In August, the Philadelphia Historical Commission approved six new landmarks for the Philadelphia Register of Historic Places, and five of them showcase diverse aspects of the city’s Black history, writes Kimberly Haas for the Hidden City.
This is a continuation of the commission’s ongoing efforts to improve the representation of African-American landmarks on the local register.
Among the five landmarks is the headquarters of the Hotel Brotherhood, U.S.A. on Bainbridge Street in Southwest Center City. The organization was founded in 1883 and was one of the nation’s earliest unions representing Black workers.
The former headquarters of the Provident Home Industrial Mutual Life Insurance Company on Broad Street in Southwest Center City is also on the list. The company was one of the largest Black-owned companies in Pennsylvania in the mid-1900s.

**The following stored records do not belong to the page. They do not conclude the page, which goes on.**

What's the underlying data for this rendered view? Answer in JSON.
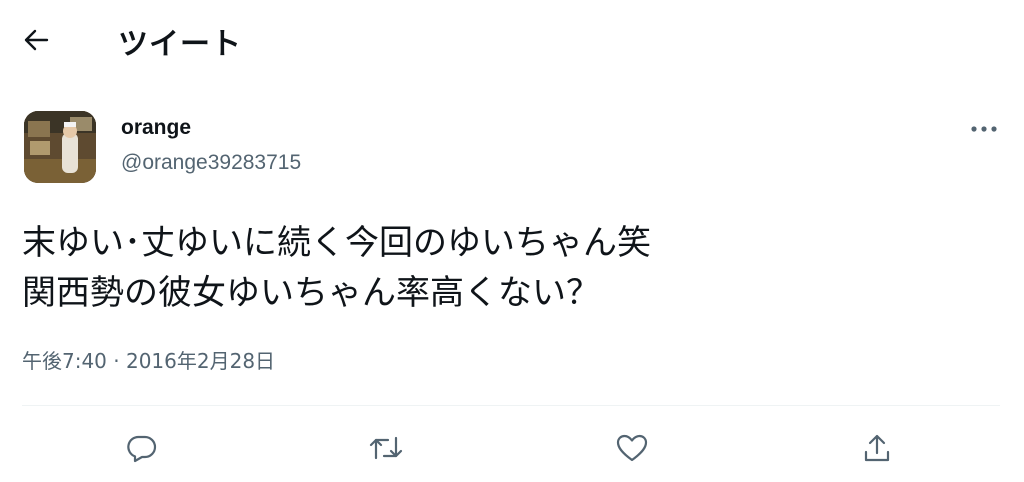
{
  "header": {
    "title": "ツイート",
    "back_icon": "back-arrow-icon"
  },
  "author": {
    "display_name": "orange",
    "handle": "@orange39283715"
  },
  "tweet": {
    "lines": [
      "末ゆい･丈ゆいに続く今回のゆいちゃん笑",
      "関西勢の彼女ゆいちゃん率高くない？"
    ],
    "timestamp": "午後7:40 · 2016年2月28日"
  },
  "actions": [
    "reply-icon",
    "retweet-icon",
    "like-icon",
    "share-icon"
  ],
  "colors": {
    "text": "#0f1419",
    "secondary": "#536471",
    "divider": "#eff3f4"
  }
}
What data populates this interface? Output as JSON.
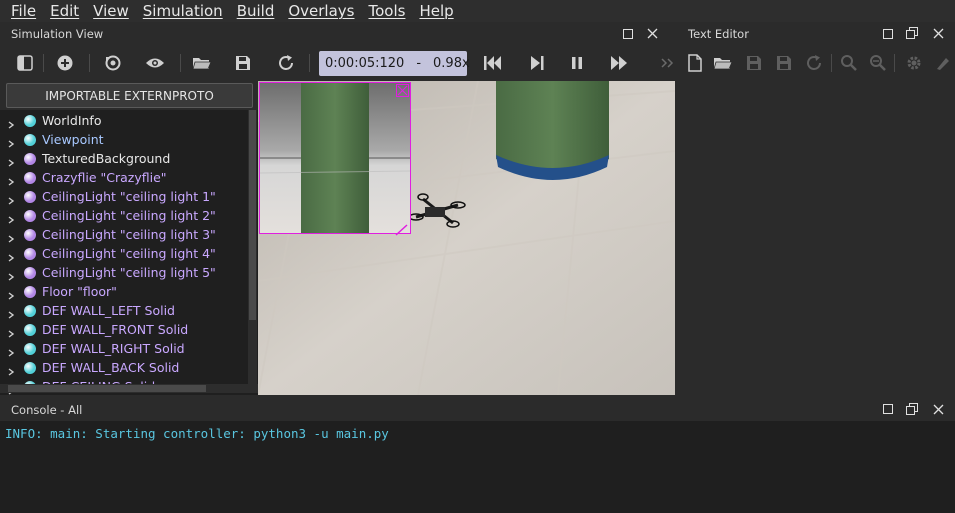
{
  "menu": [
    "File",
    "Edit",
    "View",
    "Simulation",
    "Build",
    "Overlays",
    "Tools",
    "Help"
  ],
  "simulation_view": {
    "title": "Simulation View"
  },
  "text_editor": {
    "title": "Text Editor"
  },
  "time": {
    "elapsed": "0:00:05:120",
    "separator": "-",
    "speed": "0.98x"
  },
  "import_button": "IMPORTABLE EXTERNPROTO",
  "scene_tree": [
    {
      "label": "WorldInfo",
      "color": "#52d0d8",
      "text_color": "#e8e8e8"
    },
    {
      "label": "Viewpoint",
      "color": "#52d0d8",
      "text_color": "#a8c8ff"
    },
    {
      "label": "TexturedBackground",
      "color": "#b287e6",
      "text_color": "#e8e8e8"
    },
    {
      "label": "Crazyflie \"Crazyflie\"",
      "color": "#b287e6",
      "text_color": "#c9a8ff"
    },
    {
      "label": "CeilingLight \"ceiling light 1\"",
      "color": "#b287e6",
      "text_color": "#c9a8ff"
    },
    {
      "label": "CeilingLight \"ceiling light 2\"",
      "color": "#b287e6",
      "text_color": "#c9a8ff"
    },
    {
      "label": "CeilingLight \"ceiling light 3\"",
      "color": "#b287e6",
      "text_color": "#c9a8ff"
    },
    {
      "label": "CeilingLight \"ceiling light 4\"",
      "color": "#b287e6",
      "text_color": "#c9a8ff"
    },
    {
      "label": "CeilingLight \"ceiling light 5\"",
      "color": "#b287e6",
      "text_color": "#c9a8ff"
    },
    {
      "label": "Floor \"floor\"",
      "color": "#b287e6",
      "text_color": "#c9a8ff"
    },
    {
      "label": "DEF WALL_LEFT Solid",
      "color": "#52d0d8",
      "text_color": "#c9a8ff"
    },
    {
      "label": "DEF WALL_FRONT Solid",
      "color": "#52d0d8",
      "text_color": "#c9a8ff"
    },
    {
      "label": "DEF WALL_RIGHT Solid",
      "color": "#52d0d8",
      "text_color": "#c9a8ff"
    },
    {
      "label": "DEF WALL_BACK Solid",
      "color": "#52d0d8",
      "text_color": "#c9a8ff"
    },
    {
      "label": "DEF CEILING Solid",
      "color": "#52d0d8",
      "text_color": "#c9a8ff"
    }
  ],
  "console": {
    "title": "Console - All",
    "lines": [
      "INFO: main: Starting controller: python3 -u main.py"
    ]
  },
  "colors": {
    "accent_time": "#c3c3dc",
    "overlay_magenta": "#e01ee0",
    "console_text": "#59c6e0"
  }
}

Another addition is the House of St. Michael and All Angels Historic District on Wallace Street in West Philadelphia, which was the campus of the House of St. Michael and All Angels, one of the first institutions in the country to provide services to African American children with physical disabilities.
The childhood home of basketball legend Wilt Chamberlain on N. Salford Street in Overbrook Park and Paul Robeson House and Museum on Walnut Street in West Philadelphia round out the list of African-American-related additions.
Read more about the Philadelphia Historical Commission’s efforts to add more African-American landmarks to the local register with five new designations in the Hidden City.